Task description. Look through the lines below and copy each one that includes "Lisboa".

[Records from a dataset]
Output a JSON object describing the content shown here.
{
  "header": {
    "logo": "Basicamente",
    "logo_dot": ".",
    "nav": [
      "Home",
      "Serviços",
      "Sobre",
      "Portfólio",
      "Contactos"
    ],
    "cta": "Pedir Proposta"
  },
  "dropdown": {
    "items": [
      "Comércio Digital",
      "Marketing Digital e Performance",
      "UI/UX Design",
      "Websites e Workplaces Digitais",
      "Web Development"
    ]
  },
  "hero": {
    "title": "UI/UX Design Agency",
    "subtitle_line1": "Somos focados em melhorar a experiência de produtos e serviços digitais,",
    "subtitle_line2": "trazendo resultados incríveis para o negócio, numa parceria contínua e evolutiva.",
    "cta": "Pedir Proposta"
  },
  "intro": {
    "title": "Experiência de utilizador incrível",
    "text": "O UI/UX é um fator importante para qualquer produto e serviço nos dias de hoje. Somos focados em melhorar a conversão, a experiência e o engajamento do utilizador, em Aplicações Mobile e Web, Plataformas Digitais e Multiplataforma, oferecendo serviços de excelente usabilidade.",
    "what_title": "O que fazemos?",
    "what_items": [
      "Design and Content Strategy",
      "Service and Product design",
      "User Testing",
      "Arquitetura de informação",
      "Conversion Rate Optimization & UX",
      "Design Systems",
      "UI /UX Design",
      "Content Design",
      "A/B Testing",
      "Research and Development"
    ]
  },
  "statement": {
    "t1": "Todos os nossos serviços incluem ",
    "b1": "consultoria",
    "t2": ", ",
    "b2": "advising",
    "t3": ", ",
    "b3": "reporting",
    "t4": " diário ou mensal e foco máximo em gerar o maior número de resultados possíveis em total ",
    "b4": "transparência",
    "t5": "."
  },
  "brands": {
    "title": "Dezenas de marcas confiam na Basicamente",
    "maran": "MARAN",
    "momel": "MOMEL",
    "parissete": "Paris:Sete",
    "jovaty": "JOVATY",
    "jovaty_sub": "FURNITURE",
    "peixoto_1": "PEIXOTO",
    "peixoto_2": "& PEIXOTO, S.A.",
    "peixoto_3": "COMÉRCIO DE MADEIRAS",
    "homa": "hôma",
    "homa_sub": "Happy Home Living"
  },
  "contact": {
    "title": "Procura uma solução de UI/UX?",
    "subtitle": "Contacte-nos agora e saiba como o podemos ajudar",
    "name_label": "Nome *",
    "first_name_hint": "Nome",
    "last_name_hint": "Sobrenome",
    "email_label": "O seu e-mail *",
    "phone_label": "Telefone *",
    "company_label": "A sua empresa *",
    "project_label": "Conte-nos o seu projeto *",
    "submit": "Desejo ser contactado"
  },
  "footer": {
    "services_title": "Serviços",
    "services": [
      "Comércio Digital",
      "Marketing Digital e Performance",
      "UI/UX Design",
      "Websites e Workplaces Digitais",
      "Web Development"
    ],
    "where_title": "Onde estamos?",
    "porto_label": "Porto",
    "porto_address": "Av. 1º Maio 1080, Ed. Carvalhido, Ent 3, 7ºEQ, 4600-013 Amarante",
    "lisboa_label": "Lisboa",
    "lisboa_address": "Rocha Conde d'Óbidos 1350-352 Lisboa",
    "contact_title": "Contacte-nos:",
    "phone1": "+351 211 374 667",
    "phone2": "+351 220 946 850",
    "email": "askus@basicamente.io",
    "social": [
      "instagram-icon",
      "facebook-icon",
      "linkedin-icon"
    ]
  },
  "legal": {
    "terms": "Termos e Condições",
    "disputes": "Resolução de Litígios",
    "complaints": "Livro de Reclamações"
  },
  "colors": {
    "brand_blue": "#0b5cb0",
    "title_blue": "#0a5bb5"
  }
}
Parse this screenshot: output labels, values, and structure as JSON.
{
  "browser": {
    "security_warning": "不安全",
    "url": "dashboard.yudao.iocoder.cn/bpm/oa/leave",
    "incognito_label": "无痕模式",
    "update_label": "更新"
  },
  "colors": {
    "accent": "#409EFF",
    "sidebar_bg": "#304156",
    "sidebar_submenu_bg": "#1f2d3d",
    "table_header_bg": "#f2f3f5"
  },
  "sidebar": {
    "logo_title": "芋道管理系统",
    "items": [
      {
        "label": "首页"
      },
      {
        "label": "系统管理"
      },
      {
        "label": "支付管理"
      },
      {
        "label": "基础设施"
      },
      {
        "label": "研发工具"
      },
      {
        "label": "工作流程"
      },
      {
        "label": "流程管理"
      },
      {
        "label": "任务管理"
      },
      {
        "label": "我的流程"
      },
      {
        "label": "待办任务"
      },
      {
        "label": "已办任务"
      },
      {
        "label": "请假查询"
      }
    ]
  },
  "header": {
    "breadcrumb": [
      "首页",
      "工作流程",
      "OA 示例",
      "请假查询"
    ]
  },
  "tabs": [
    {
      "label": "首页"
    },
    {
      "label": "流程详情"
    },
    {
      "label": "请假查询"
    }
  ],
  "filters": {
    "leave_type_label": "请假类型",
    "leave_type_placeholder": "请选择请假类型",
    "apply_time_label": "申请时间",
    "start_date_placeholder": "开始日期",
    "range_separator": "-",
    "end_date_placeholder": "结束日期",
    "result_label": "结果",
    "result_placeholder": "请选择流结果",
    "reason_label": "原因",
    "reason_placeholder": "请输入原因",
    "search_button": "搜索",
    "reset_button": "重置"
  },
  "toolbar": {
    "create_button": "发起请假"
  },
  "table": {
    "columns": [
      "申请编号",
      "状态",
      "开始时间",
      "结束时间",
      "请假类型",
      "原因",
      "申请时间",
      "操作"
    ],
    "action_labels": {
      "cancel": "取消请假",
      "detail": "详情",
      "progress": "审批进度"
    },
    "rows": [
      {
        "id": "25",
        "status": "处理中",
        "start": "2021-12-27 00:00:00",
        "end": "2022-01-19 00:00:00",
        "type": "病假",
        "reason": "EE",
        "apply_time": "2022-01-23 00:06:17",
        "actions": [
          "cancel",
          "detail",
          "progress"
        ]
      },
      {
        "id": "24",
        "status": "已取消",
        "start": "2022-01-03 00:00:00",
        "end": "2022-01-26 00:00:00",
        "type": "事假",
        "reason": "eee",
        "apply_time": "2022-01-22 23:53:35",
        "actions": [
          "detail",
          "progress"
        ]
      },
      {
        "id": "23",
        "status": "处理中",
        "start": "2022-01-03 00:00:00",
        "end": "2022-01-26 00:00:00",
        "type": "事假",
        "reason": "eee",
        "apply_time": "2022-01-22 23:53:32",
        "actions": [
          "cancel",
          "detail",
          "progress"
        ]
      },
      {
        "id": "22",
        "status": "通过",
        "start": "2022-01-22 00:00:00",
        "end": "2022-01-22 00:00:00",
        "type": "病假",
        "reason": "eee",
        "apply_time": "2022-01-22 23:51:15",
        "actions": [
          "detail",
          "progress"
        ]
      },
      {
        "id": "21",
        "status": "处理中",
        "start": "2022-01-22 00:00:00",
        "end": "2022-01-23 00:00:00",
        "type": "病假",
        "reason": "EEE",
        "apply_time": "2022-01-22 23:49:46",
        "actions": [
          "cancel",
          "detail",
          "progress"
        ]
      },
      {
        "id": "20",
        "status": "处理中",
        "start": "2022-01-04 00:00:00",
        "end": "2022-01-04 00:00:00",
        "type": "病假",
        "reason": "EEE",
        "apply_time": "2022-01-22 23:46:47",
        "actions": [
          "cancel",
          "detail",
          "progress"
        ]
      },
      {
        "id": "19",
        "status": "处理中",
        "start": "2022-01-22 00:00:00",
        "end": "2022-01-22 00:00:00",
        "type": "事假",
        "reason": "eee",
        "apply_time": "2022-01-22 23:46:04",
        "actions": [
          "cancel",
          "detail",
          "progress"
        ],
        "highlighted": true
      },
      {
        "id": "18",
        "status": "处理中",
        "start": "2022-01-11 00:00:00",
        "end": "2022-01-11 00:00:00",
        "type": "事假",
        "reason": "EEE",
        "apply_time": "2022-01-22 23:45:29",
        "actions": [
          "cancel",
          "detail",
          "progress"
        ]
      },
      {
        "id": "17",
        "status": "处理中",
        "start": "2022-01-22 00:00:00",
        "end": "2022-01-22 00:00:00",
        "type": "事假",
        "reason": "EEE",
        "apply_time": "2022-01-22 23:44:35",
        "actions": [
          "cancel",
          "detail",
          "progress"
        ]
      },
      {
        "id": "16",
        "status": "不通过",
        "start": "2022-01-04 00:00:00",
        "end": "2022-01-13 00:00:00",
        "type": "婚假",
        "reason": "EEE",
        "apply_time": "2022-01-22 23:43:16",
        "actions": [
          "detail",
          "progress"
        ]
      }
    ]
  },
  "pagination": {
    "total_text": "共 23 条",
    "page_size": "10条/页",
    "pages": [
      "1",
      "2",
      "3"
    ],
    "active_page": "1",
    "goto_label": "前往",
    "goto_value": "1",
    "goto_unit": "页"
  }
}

Reply.
    "lisboa_label": "Lisboa",
    "lisboa_address": "Rocha Conde d'Óbidos 1350-352 Lisboa",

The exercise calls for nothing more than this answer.